Component data from apps and pages
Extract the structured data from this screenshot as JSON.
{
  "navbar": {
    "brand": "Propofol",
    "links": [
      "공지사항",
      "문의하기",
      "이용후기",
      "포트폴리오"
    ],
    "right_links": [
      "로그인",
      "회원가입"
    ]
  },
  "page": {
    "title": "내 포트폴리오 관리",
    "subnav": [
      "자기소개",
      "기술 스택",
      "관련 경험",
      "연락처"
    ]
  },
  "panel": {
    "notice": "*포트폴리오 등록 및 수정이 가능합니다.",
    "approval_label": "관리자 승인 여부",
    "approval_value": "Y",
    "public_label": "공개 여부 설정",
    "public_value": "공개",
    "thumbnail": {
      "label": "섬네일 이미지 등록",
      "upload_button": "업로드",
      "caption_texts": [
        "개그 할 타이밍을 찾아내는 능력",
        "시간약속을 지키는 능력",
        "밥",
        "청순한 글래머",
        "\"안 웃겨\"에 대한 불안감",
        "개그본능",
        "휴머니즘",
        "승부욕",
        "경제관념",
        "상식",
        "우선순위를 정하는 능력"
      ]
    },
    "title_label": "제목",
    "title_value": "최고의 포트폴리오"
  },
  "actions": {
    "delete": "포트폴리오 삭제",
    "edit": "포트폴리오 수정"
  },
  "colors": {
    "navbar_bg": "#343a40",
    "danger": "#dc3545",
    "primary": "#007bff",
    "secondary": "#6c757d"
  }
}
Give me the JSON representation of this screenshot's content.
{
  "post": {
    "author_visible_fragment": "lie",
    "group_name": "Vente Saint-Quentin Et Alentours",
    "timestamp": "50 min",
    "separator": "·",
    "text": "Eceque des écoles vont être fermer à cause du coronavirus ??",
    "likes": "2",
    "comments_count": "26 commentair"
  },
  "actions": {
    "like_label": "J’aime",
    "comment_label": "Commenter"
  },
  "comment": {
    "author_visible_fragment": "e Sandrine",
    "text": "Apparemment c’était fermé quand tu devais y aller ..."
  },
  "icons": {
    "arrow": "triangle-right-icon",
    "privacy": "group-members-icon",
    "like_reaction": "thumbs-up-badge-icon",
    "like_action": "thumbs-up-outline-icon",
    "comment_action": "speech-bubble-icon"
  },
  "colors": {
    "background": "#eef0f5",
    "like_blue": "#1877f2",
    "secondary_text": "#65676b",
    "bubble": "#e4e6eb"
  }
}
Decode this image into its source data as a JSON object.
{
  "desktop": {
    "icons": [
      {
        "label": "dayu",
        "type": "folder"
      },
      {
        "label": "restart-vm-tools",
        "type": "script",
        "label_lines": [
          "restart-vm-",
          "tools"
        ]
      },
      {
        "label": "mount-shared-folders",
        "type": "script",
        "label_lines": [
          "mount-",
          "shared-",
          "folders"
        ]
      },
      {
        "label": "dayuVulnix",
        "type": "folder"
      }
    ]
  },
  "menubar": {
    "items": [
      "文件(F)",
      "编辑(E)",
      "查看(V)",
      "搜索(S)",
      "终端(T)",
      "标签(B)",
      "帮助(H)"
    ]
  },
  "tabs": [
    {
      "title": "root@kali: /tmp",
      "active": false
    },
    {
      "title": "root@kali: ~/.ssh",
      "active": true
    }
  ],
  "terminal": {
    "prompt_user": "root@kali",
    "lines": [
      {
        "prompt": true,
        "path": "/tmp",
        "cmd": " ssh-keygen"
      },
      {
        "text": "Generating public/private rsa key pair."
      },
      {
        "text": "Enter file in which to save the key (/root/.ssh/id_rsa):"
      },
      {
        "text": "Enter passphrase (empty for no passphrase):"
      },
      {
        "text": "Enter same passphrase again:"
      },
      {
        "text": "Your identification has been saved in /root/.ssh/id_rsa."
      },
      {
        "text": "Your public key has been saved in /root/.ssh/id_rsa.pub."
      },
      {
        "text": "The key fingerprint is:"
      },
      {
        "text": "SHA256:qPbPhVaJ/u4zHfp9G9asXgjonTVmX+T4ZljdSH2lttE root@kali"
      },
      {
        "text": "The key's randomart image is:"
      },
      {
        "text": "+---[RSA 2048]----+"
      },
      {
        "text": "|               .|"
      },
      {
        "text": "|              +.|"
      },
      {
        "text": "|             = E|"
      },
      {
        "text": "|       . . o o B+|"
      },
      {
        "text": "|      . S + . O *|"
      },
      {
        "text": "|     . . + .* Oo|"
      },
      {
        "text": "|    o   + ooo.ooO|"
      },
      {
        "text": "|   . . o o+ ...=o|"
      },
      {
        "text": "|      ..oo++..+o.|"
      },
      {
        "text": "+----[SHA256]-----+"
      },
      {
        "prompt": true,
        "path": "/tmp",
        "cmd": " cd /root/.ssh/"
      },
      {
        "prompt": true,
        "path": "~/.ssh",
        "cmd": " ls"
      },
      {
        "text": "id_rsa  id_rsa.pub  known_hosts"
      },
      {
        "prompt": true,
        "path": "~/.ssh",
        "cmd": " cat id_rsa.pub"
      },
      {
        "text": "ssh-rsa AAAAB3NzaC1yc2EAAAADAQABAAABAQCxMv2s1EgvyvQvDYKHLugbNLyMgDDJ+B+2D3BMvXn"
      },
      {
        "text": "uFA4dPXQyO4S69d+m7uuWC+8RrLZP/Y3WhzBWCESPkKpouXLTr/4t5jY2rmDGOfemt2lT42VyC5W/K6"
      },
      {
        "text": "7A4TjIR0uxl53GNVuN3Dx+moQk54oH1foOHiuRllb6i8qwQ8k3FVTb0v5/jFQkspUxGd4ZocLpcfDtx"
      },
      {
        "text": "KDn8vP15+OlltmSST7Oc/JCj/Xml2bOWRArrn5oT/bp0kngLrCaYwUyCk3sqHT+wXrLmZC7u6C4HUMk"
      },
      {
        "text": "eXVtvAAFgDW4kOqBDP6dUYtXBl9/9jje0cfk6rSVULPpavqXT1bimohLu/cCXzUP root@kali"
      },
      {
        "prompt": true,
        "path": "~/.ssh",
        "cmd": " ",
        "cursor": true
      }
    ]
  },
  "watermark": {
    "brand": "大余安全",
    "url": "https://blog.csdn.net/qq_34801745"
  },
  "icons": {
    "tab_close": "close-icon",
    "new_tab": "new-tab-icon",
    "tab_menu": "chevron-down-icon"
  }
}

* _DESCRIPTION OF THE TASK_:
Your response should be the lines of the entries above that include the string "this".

* _RESPONSE TO THE TASK_:
Extract the structured data from this screenshot as JSON.
Give me the JSON representation of this screenshot's content.
Decode this image into its source data as a JSON object.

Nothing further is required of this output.